[Recorded data]
===============

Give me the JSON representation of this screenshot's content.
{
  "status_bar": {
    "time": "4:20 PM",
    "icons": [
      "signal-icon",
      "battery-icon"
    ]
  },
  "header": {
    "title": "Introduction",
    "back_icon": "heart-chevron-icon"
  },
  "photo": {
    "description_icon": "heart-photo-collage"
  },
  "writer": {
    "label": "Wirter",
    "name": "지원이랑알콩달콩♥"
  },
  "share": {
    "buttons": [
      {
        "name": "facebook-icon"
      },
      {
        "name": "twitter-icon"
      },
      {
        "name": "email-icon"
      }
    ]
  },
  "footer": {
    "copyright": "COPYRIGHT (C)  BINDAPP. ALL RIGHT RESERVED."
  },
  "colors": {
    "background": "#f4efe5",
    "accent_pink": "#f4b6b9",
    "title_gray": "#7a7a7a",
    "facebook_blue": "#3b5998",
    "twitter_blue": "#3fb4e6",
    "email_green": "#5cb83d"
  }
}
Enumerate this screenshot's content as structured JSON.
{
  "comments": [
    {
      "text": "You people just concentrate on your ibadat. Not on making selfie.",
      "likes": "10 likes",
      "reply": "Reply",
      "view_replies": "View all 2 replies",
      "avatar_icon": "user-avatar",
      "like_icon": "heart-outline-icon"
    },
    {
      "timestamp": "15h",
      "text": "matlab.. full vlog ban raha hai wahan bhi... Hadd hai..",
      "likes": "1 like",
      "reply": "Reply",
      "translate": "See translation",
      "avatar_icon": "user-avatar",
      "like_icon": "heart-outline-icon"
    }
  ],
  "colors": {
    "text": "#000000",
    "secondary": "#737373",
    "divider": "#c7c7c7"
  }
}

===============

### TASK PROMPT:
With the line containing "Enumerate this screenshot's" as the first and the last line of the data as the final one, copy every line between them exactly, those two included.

### SOLUTION TO THIS TASK:
Enumerate this screenshot's content as structured JSON.
{
  "comments": [
    {
      "text": "You people just concentrate on your ibadat. Not on making selfie.",
      "likes": "10 likes",
      "reply": "Reply",
      "view_replies": "View all 2 replies",
      "avatar_icon": "user-avatar",
      "like_icon": "heart-outline-icon"
    },
    {
      "timestamp": "15h",
      "text": "matlab.. full vlog ban raha hai wahan bhi... Hadd hai..",
      "likes": "1 like",
      "reply": "Reply",
      "translate": "See translation",
      "avatar_icon": "user-avatar",
      "like_icon": "heart-outline-icon"
    }
  ],
  "colors": {
    "text": "#000000",
    "secondary": "#737373",
    "divider": "#c7c7c7"
  }
}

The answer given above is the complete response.